● **Your instructions**:
Only lines that contain the word "true" are to be returned from the data below.

______

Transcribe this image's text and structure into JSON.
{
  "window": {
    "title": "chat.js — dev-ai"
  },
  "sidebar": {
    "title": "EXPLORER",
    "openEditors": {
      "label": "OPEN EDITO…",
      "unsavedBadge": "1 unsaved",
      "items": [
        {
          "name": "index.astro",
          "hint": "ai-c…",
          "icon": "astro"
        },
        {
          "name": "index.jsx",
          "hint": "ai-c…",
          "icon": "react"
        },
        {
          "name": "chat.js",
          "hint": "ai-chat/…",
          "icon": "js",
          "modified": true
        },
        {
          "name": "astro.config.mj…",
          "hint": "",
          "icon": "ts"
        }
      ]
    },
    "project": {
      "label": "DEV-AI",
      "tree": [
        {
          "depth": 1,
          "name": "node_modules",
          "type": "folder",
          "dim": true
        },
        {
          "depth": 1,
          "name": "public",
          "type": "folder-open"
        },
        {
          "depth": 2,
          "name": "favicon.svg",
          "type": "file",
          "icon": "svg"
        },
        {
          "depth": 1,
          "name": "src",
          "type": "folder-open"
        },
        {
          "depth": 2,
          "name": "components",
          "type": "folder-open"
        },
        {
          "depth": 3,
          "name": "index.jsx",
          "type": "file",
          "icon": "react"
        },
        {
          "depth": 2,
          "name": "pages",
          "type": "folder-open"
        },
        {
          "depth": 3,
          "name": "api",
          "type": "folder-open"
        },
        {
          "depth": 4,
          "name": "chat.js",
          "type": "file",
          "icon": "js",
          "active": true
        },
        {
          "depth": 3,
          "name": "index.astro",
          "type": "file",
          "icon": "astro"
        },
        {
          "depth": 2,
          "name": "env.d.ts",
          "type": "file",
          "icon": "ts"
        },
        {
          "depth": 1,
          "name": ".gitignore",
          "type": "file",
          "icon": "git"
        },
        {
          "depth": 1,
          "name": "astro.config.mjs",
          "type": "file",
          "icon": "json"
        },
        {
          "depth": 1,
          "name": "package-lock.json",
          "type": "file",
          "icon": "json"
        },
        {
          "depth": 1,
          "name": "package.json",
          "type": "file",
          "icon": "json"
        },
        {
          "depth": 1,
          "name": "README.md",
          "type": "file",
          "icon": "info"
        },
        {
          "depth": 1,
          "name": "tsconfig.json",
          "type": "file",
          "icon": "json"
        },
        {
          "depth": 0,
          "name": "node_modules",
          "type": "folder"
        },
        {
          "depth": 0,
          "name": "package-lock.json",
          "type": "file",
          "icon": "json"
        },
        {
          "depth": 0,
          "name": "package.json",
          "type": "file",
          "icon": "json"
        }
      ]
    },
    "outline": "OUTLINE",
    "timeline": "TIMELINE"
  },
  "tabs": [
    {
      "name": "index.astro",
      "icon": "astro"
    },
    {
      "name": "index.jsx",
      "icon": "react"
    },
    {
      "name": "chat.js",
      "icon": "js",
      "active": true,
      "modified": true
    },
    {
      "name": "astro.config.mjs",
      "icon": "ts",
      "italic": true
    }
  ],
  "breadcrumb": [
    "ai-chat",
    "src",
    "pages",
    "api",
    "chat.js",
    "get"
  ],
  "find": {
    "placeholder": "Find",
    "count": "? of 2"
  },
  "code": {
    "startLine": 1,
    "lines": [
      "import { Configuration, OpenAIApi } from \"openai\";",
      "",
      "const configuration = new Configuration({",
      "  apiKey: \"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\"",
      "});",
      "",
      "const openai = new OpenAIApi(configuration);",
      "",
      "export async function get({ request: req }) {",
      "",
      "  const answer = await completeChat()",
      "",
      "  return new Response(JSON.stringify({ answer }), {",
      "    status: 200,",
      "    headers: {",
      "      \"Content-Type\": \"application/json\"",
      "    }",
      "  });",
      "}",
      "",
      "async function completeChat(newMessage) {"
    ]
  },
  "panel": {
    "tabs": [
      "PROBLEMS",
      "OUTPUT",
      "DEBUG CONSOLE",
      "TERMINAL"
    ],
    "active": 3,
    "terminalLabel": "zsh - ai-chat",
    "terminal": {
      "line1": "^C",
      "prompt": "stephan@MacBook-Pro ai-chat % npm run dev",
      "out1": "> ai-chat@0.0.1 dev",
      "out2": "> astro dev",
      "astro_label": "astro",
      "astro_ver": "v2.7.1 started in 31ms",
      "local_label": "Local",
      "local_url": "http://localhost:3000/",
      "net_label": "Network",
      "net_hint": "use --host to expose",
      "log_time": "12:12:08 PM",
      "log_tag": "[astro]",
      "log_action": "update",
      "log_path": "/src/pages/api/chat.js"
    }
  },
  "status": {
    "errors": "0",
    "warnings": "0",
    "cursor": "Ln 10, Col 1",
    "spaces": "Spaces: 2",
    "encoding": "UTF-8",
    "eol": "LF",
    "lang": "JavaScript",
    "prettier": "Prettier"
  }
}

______

● **Result of this exercise**:
          "modified": true
          "dim": true
          "active": true
      "active": true,
      "modified": true
      "italic": true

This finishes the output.